◆ **EXTRACTED ENTRIES**

%%

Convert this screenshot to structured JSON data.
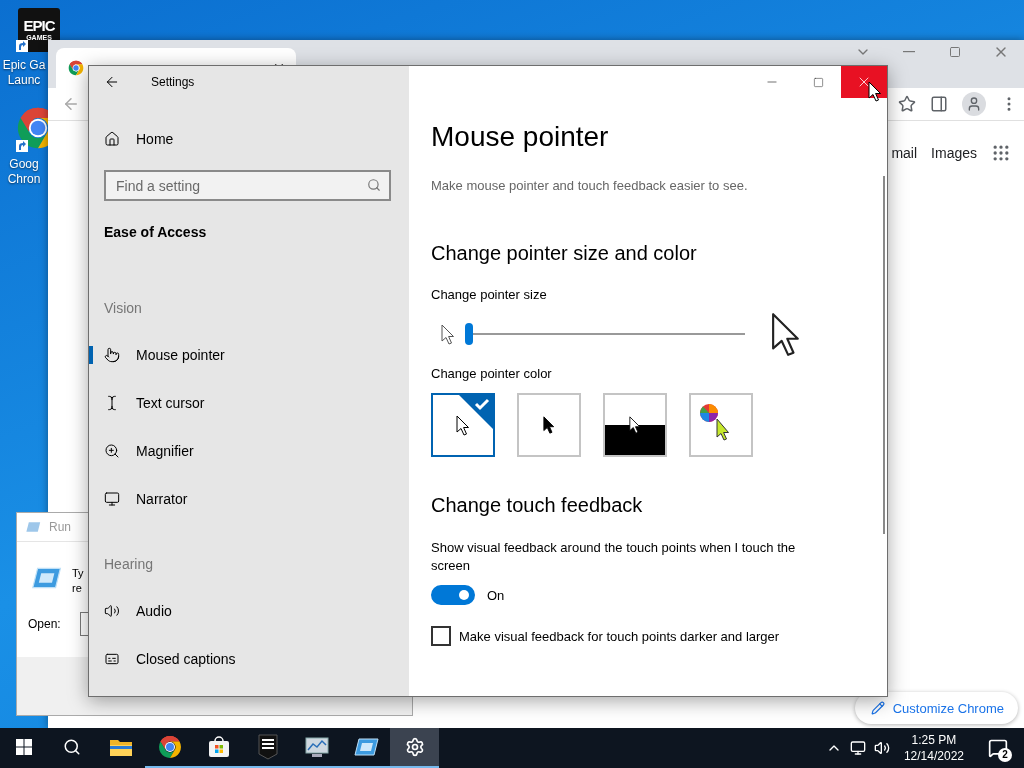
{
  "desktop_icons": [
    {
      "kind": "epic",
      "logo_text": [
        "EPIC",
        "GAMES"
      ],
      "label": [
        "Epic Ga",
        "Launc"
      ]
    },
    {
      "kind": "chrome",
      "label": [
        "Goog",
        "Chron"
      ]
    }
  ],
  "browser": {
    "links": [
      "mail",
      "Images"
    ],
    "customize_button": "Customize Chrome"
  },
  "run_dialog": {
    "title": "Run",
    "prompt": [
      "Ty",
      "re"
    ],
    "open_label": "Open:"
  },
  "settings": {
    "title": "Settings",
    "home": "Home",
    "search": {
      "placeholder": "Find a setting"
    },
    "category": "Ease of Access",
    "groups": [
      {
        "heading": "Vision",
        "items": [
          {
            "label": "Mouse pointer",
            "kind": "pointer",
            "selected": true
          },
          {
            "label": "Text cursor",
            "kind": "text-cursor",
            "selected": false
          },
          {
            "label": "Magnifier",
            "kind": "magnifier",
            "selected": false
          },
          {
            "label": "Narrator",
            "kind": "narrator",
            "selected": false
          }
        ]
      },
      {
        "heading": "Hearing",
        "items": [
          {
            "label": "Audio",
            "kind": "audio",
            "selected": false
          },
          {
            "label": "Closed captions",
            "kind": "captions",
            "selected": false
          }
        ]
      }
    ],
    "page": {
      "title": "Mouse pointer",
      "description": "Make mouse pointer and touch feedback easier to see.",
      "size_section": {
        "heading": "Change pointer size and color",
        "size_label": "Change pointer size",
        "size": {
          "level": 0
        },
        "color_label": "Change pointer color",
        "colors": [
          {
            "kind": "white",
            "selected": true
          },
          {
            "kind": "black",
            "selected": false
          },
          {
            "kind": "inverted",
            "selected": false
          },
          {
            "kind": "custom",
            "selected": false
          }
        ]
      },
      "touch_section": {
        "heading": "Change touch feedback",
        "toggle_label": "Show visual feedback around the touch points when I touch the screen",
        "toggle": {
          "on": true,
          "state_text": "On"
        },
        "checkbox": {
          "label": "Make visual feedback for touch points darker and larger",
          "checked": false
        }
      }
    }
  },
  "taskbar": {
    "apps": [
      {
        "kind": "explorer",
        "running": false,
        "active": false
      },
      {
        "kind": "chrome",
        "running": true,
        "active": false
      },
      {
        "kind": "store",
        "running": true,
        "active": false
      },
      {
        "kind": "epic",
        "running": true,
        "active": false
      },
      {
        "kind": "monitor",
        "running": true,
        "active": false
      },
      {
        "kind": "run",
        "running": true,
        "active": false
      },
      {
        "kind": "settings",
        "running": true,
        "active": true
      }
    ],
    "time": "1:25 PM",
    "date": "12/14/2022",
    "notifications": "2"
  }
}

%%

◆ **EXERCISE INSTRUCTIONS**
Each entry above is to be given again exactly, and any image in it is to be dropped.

◆ **TASK ANSWER**
Convert this screenshot to structured JSON data.
{
  "desktop_icons": [
    {
      "kind": "epic",
      "logo_text": [
        "EPIC",
        "GAMES"
      ],
      "label": [
        "Epic Ga",
        "Launc"
      ]
    },
    {
      "kind": "chrome",
      "label": [
        "Goog",
        "Chron"
      ]
    }
  ],
  "browser": {
    "links": [
      "mail",
      "Images"
    ],
    "customize_button": "Customize Chrome"
  },
  "run_dialog": {
    "title": "Run",
    "prompt": [
      "Ty",
      "re"
    ],
    "open_label": "Open:"
  },
  "settings": {
    "title": "Settings",
    "home": "Home",
    "search": {
      "placeholder": "Find a setting"
    },
    "category": "Ease of Access",
    "groups": [
      {
        "heading": "Vision",
        "items": [
          {
            "label": "Mouse pointer",
            "kind": "pointer",
            "selected": true
          },
          {
            "label": "Text cursor",
            "kind": "text-cursor",
            "selected": false
          },
          {
            "label": "Magnifier",
            "kind": "magnifier",
            "selected": false
          },
          {
            "label": "Narrator",
            "kind": "narrator",
            "selected": false
          }
        ]
      },
      {
        "heading": "Hearing",
        "items": [
          {
            "label": "Audio",
            "kind": "audio",
            "selected": false
          },
          {
            "label": "Closed captions",
            "kind": "captions",
            "selected": false
          }
        ]
      }
    ],
    "page": {
      "title": "Mouse pointer",
      "description": "Make mouse pointer and touch feedback easier to see.",
      "size_section": {
        "heading": "Change pointer size and color",
        "size_label": "Change pointer size",
        "size": {
          "level": 0
        },
        "color_label": "Change pointer color",
        "colors": [
          {
            "kind": "white",
            "selected": true
          },
          {
            "kind": "black",
            "selected": false
          },
          {
            "kind": "inverted",
            "selected": false
          },
          {
            "kind": "custom",
            "selected": false
          }
        ]
      },
      "touch_section": {
        "heading": "Change touch feedback",
        "toggle_label": "Show visual feedback around the touch points when I touch the screen",
        "toggle": {
          "on": true,
          "state_text": "On"
        },
        "checkbox": {
          "label": "Make visual feedback for touch points darker and larger",
          "checked": false
        }
      }
    }
  },
  "taskbar": {
    "apps": [
      {
        "kind": "explorer",
        "running": false,
        "active": false
      },
      {
        "kind": "chrome",
        "running": true,
        "active": false
      },
      {
        "kind": "store",
        "running": true,
        "active": false
      },
      {
        "kind": "epic",
        "running": true,
        "active": false
      },
      {
        "kind": "monitor",
        "running": true,
        "active": false
      },
      {
        "kind": "run",
        "running": true,
        "active": false
      },
      {
        "kind": "settings",
        "running": true,
        "active": true
      }
    ],
    "time": "1:25 PM",
    "date": "12/14/2022",
    "notifications": "2"
  }
}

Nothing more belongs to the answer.